On May 4, 2021, I received an email from Glenn Kessler of the Washington Post, inquiring whether documents were available establishing the identity of Bob's great, great, great, great grandfather. The documents were provided.

On May 13, 2021, the O'Melvey & Meyer law firm, representing the plaintiffs in the action against Bob's home county, Iredell, filed an amended complaint which deleted Bob as a named plaintiff.


Comment: August 12, 2021

It's now been about ninety days since The Washington Post, through the device of using "The Fact Checker," retracted its representation, its "journalists" first made in 2017, that Robert W. Lee IV is "a great, great, great, great nephew of Confederate General Robert E. Lee." From Rob's twittering of late, we learn the predictable has happned. Rob is out of a job and has gone to Las Vegas to drive a Benz up and down the strip screaming at the world.

The poor devil is hardly thirty years old. In 2016, Bob received a degree from Duke University's School of Divinity. He obtained a good position to start his promising career as a pastor at a church with an affluent congregation. Having written pieces in the past for his home town newspaper, he wrote a piece of fluff about "God" and submitted it to the Act of Faith desk at The Washington Post. Two young adults, holding the post of "journalist" at the Desk, appear to have inserted into the piece the statement that Bob was a nephew of General Lee, "many greats removed, of course," when all Bob had actually asserted, was that he was a "descendant of the Lee Family"—an assertion several hundred thousand persons assert as members of the Society of Lees; a society you cannot join without some proof of the connection to the family you contend you are a descendant of. This, Bob had not done in 2017 and has not done up to today.

At the time The Post's "journalists" created Bob's status as General Lee's nephew, they probably had nothing more in mind than simply enhancing Bob's credibility for the benefit of the piece being received by their readership base.
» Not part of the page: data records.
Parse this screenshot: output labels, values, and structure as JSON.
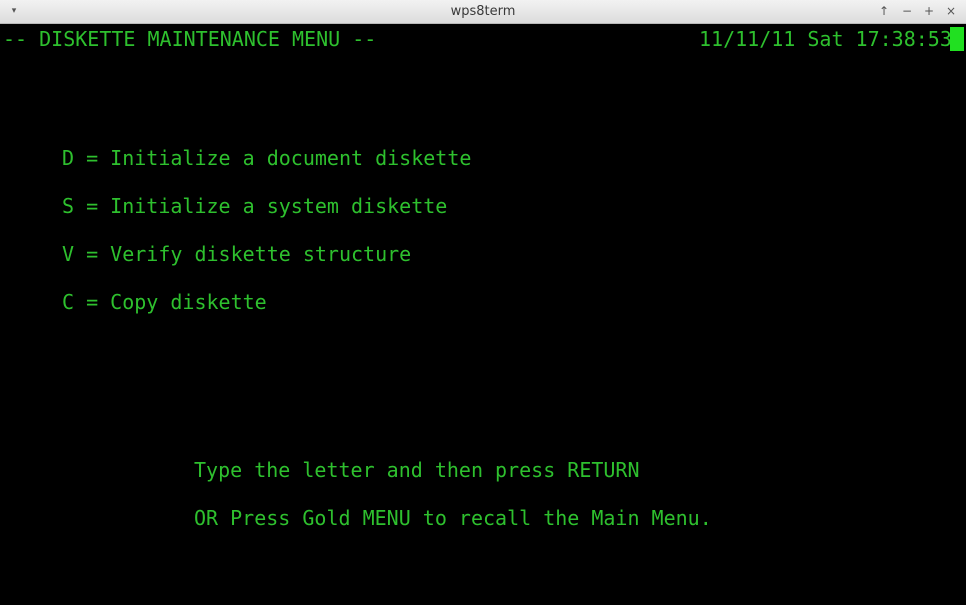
{
  "window": {
    "title": "wps8term",
    "controls": {
      "menu": "▾",
      "up": "↑",
      "minimize": "−",
      "maximize": "+",
      "close": "×"
    }
  },
  "terminal": {
    "colors": {
      "background": "#000000",
      "foreground": "#2ec02e",
      "cursor": "#21e021"
    },
    "header": {
      "title": "-- DISKETTE MAINTENANCE MENU --",
      "datetime": "11/11/11 Sat 17:38:53"
    },
    "options": [
      "D = Initialize a document diskette",
      "S = Initialize a system diskette",
      "V = Verify diskette structure",
      "C = Copy diskette"
    ],
    "prompt": {
      "line1": "Type the letter and then press RETURN",
      "line2": "OR Press Gold MENU to recall the Main Menu."
    }
  }
}
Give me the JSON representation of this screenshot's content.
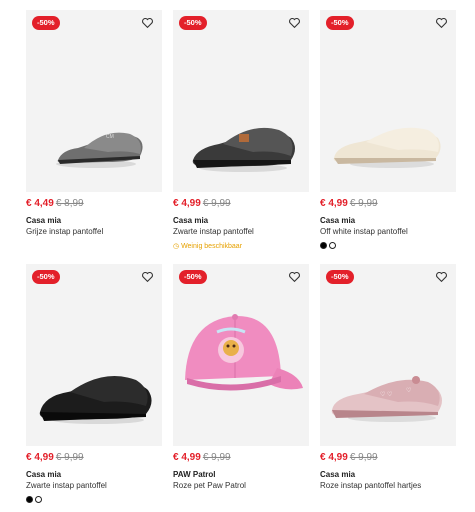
{
  "products": [
    {
      "discount": "-50%",
      "price": "€ 4,49",
      "old_price": "€ 8,99",
      "brand": "Casa mia",
      "name": "Grijze instap pantoffel",
      "image": "grey-slipper-image"
    },
    {
      "discount": "-50%",
      "price": "€ 4,99",
      "old_price": "€ 9,99",
      "brand": "Casa mia",
      "name": "Zwarte instap pantoffel",
      "stock": "Weinig beschikbaar",
      "image": "dark-grey-slipper-image"
    },
    {
      "discount": "-50%",
      "price": "€ 4,99",
      "old_price": "€ 9,99",
      "brand": "Casa mia",
      "name": "Off white instap pantoffel",
      "swatches": [
        "black",
        "white"
      ],
      "image": "off-white-slipper-image"
    },
    {
      "discount": "-50%",
      "price": "€ 4,99",
      "old_price": "€ 9,99",
      "brand": "Casa mia",
      "name": "Zwarte instap pantoffel",
      "swatches": [
        "black",
        "white"
      ],
      "image": "black-slipper-image"
    },
    {
      "discount": "-50%",
      "price": "€ 4,99",
      "old_price": "€ 9,99",
      "brand": "PAW Patrol",
      "name": "Roze pet Paw Patrol",
      "image": "pink-cap-image"
    },
    {
      "discount": "-50%",
      "price": "€ 4,99",
      "old_price": "€ 9,99",
      "brand": "Casa mia",
      "name": "Roze instap pantoffel hartjes",
      "image": "pink-hearts-slipper-image"
    }
  ],
  "colors": {
    "accent": "#e3202a",
    "stock": "#e6a100"
  }
}
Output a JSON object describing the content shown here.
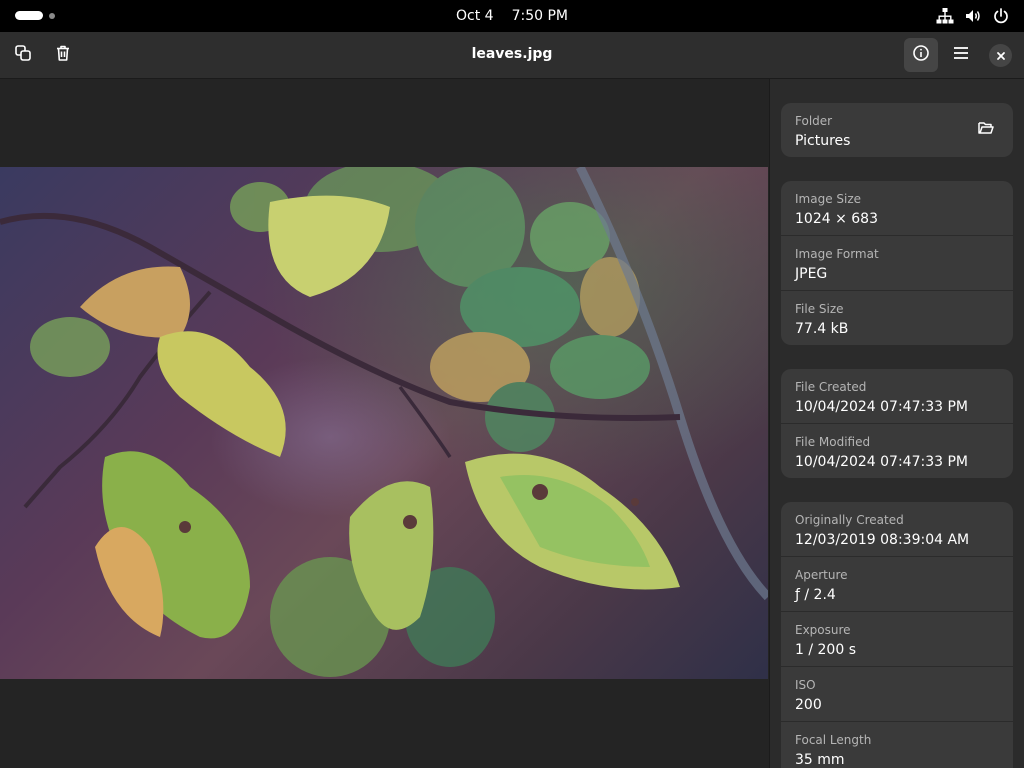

But, then, the event at Charlottesville happened and The Post, leading the pack of Democrat mouthpieces, magnified the story of the event into something that it was not, and called on "General Lee's nephew" to step up to the plate and stand in for his dead uncle and ask for forgiveness for his sins. And, bang, Viacom, to whip up the kids, brings him on stage at the Forum under national television light and, bang again, Bob suddenly finds himself living his lie before 320 million Americans.

Who, in America, has not heard of "Rev Bob, General Lee's nephew," by now? And so, Rob, all full of himself with the fantasy of living the role for the rest of his life, getting comfortable financially from the endeavor, throws himself into it; not thinking, for a moment, that he will caught in the lie The Washington Post created for him.

Note: A cynic might say that Bob was counting on the fact that, because in most states death certificates can be hard to obtain, if you are not a relative, the death certificate of his actual great, great grandfather, John Osborne Lee, would not be discovered, as it is the dagger that drove Rob's lie into his heart.

What now is Bob to do, having been caught? What congregation will hire him as its pastor to lead it in the way of the Lord? What can Bob do now with his Duke degree? What can Bob do now, without it? Get a job as a journalist with the Statesville Record-Landmark newspaper, writing about religion, about politics, about Confederate monuments, about white supremacy? Work in television as a commendator? A producer? Write books about his childhood and Nana? The kid has screwed himself for fifteen minutes of phony fame. A very sad case he is. But, hey, he can stiffen his spine like the rest of us do, put down by adversity of our own making. He can pick himself up and get back on his feet and get back in the race and get going: use his falling from grace like Jimmy Swaggert, or Nixon, or Clinton, or Trump, or Cuomo, or the CNN masturbator Toobin, or a hundred other down and outers who got up and came back. Stop feeling sorry for himself and use the experience to his advantage. A challenge? Sure. The other way madness lies.


Joe Ryan